Getting Hebrew Up and Running
Originally Posted by Zion :
Is there anyway you could get a script to line up the vowels for easier reading? Other than that Thank you and keep up the good work!
Could be several reasons why your vowels aren't aligned:
(1) You are not running a Windows Operating system. Perhaps you have a MAC or some other computer. A MAC should work (I think it comes with Safari browser) but you may have to configure your OSX or Browser to display the webpage fonts correctly. Someone else has done so successfully so I know it can be done.
MACs come with ARIAL Hebrew and CORSIVA Hebrew UNICODE fonts (from Adobe?), and should display the pages using those fonts.
(2) You are running a version of Linux. Linux supports Hebrew fonts but you have to get instructions on how to install and activate Hebrew fonts and support. Linux doesn't support the .eot font embedding that I used for those pages. Perhaps it can, but I don't know about that. Consult the forum for the version of Linux that you are using.
(3) Your Operating System doesn't support Unicode (eg. Win 98/SE/ME). There may be patches or extra free fonts you can download and install, such as TITUS Cyberbit Basic, Code2000, Ezra SIL (SR), etc. Then either upgrade your IE browser to IE6, or install Mozilla Firefox (see below).
(4) Your Operating System doesn't have a default Unicode Font (e.g. Arial MS, or Times New Roman). Win2000 only has a couple of Unicode fonts included, and I think they are Microsoft Updatesonline or part of one of the service packs.
(5) You haven't got or aren't using an up-to-date or compatible browser. (e.g. an old version of Firefox/Mozilla/Safari etc.) Upload the latest version of your favourite browser.
If you have IE6 DON'T upgrade to IE7. IE6 works.
(6) You haven't configured your browser properly to read and display UNICODE.
For IE6 for instance, go to the TOOLS pulldown menu and select Internet Options at the bottom. A Popup Dialogue box appears. On the first GENERAL 'Tab' (layer) near the bottom you'll see a button "Fonts", so click that. A new box opens and you need to select NEW TIMES ROMAN, ARIAL, (or TITUS Cyberbit Basic / code2000 if you've installed them) or some other UNICODE FONT for your default WEB PAGE FONT. (the other font selection doesn't matter). It goes without saying that you need to have at least one UNICODE FONT installed. Windows2000 etc. comes with a few.

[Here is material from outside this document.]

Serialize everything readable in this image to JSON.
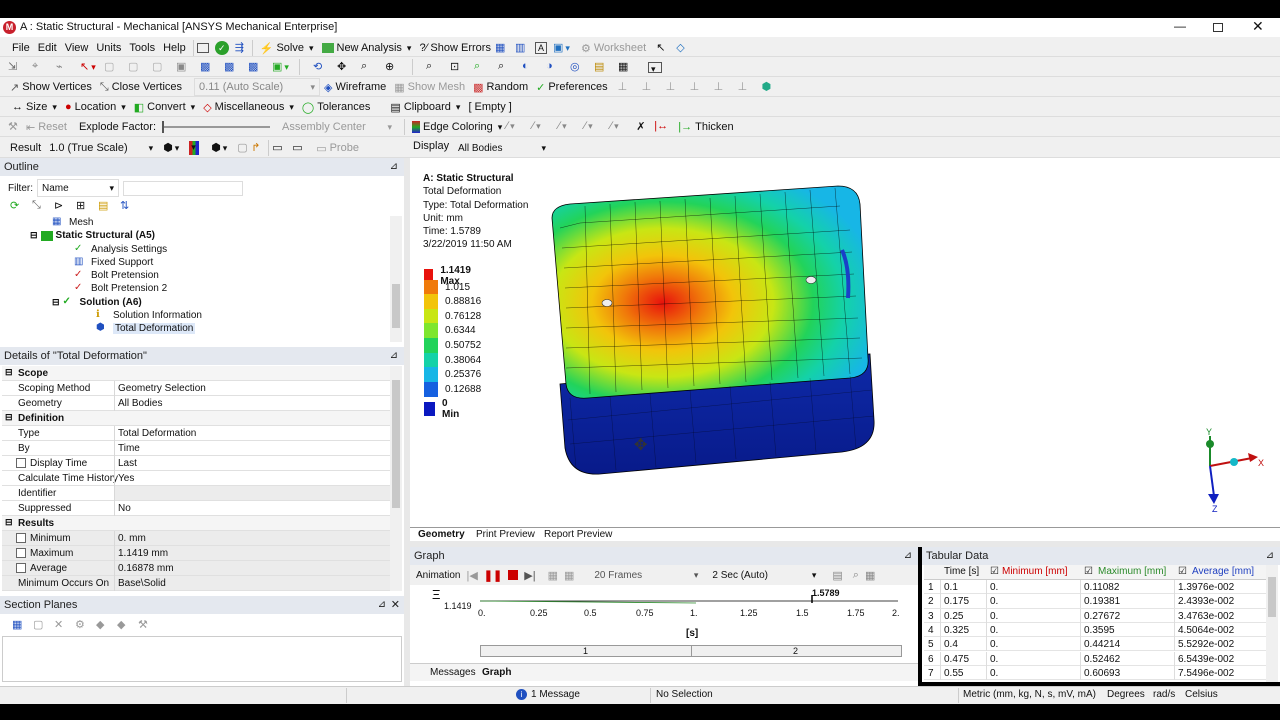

In Mozilla Firefox the action is similar: TOOLS Pulldown menu opens Dialog Box: Choose Times New Roman, Arial, Palatino Linotype, or some other UNICODE font that has a good Hebrew characterset. You may have to click on the 'Advanced' button to fix one other thing: the option "Allow pages to choose their own fonts, instead of my selections above" THIS BOX MUST BE CHECKED TO ALLOW THE HEBREW FONT I have specified (FrankRuehl).
Then you should be good to go.

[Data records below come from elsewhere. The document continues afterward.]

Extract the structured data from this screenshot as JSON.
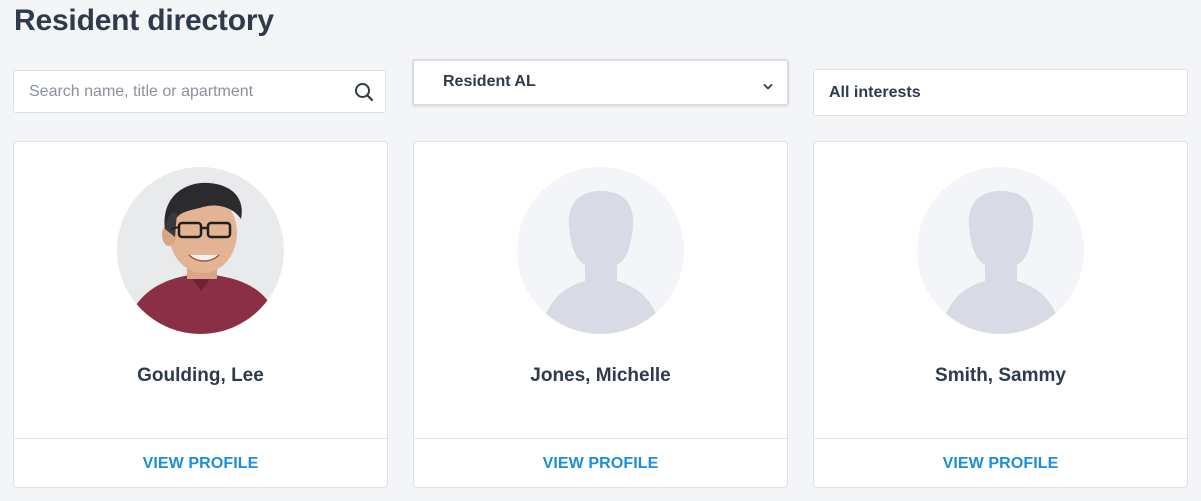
{
  "page": {
    "title": "Resident directory"
  },
  "filters": {
    "search_placeholder": "Search name, title or apartment",
    "search_value": "",
    "role_selected": "Resident AL",
    "interests_selected": "All interests"
  },
  "residents": [
    {
      "name": "Goulding, Lee",
      "avatar": "photo",
      "action_label": "VIEW PROFILE"
    },
    {
      "name": "Jones, Michelle",
      "avatar": "placeholder-silhouette",
      "action_label": "VIEW PROFILE"
    },
    {
      "name": "Smith, Sammy",
      "avatar": "placeholder-silhouette",
      "action_label": "VIEW PROFILE"
    }
  ],
  "colors": {
    "background": "#f4f5f7",
    "text": "#2f3a4b",
    "link": "#1a8fd8",
    "placeholder_silhouette": "#d8dbe6"
  }
}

I found that only TITUS Cyberbit Basic could handle the vowels in IE6, as a default webfont, only TITUS Cyberbit Basic, Code2000, and Ezra could handle Cantor marks, and only FrankRuehl (an MS font) handled the dreaded 'dotted lamed'.

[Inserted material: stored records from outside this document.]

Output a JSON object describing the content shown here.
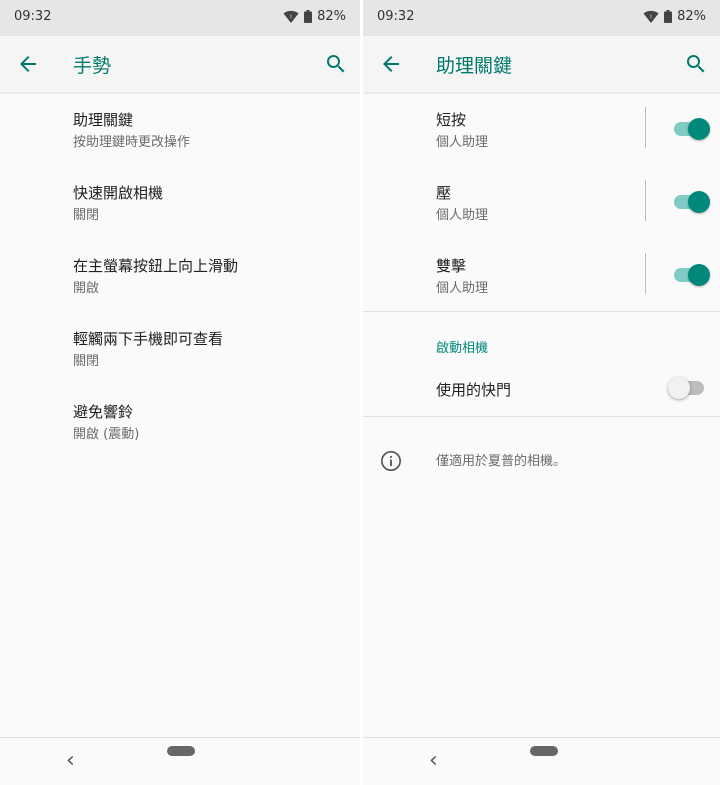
{
  "status_bar": {
    "time": "09:32",
    "battery": "82%"
  },
  "left": {
    "title": "手勢",
    "items": [
      {
        "title": "助理關鍵",
        "subtitle": "按助理鍵時更改操作"
      },
      {
        "title": "快速開啟相機",
        "subtitle": "關閉"
      },
      {
        "title": "在主螢幕按鈕上向上滑動",
        "subtitle": "開啟"
      },
      {
        "title": "輕觸兩下手機即可查看",
        "subtitle": "關閉"
      },
      {
        "title": "避免響鈴",
        "subtitle": "開啟 (震動)"
      }
    ]
  },
  "right": {
    "title": "助理關鍵",
    "items": [
      {
        "title": "短按",
        "subtitle": "個人助理",
        "enabled": true
      },
      {
        "title": "壓",
        "subtitle": "個人助理",
        "enabled": true
      },
      {
        "title": "雙擊",
        "subtitle": "個人助理",
        "enabled": true
      }
    ],
    "category": "啟動相機",
    "shutter": {
      "title": "使用的快門",
      "enabled": false
    },
    "info": "僅適用於夏普的相機。"
  },
  "icons": {
    "back": "arrow-back-icon",
    "search": "search-icon",
    "wifi": "wifi-icon",
    "battery": "battery-icon",
    "info": "info-icon"
  },
  "colors": {
    "accent": "#00796b",
    "switch_on": "#00897b"
  }
}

For IE6 I have "TITUS Cyberbit Basic" as my default Webpage Font. You can download it free.
For Firefox 2.0 I have "Times New Roman" as the default webpage font. This doesn't display vowels as a default font, but with the box checked Firefox allows FrankRuehl to be used, which is a font on my system. This comes with win2000 (+service packs).
I am running Win2000 as an OS on at least one machine which works fine and displays Hebrew correctly in both browsers. I have International Language Support installed (Hebrew, Greek etc.).
In summary, you need a windows2000/XP/Vista and you need IE6 and at least one of Times New Roman, Arial, or Palatino Linotype UNICODE fonts set as your default webfont. You should also have the FrankRuehl font on your system. It is the only one I tested that handles the "dotted lamed".
On a windows2000/XP/Vista system you can also use Firefox 2.0 if you have a FrankRuehl font onboard and you check the 'allow' box (see above).
I don't know how to get Hebrew to display on a MAC but I'm told it can be done.
If you are running Linux you must download and install some Hebrew fonts, and install some kind of multilanguage support, but I don't know about that, and each version of Linux will be different in its support and functionality.
If anyone knows about MACs or Linux we'd like to hear from them.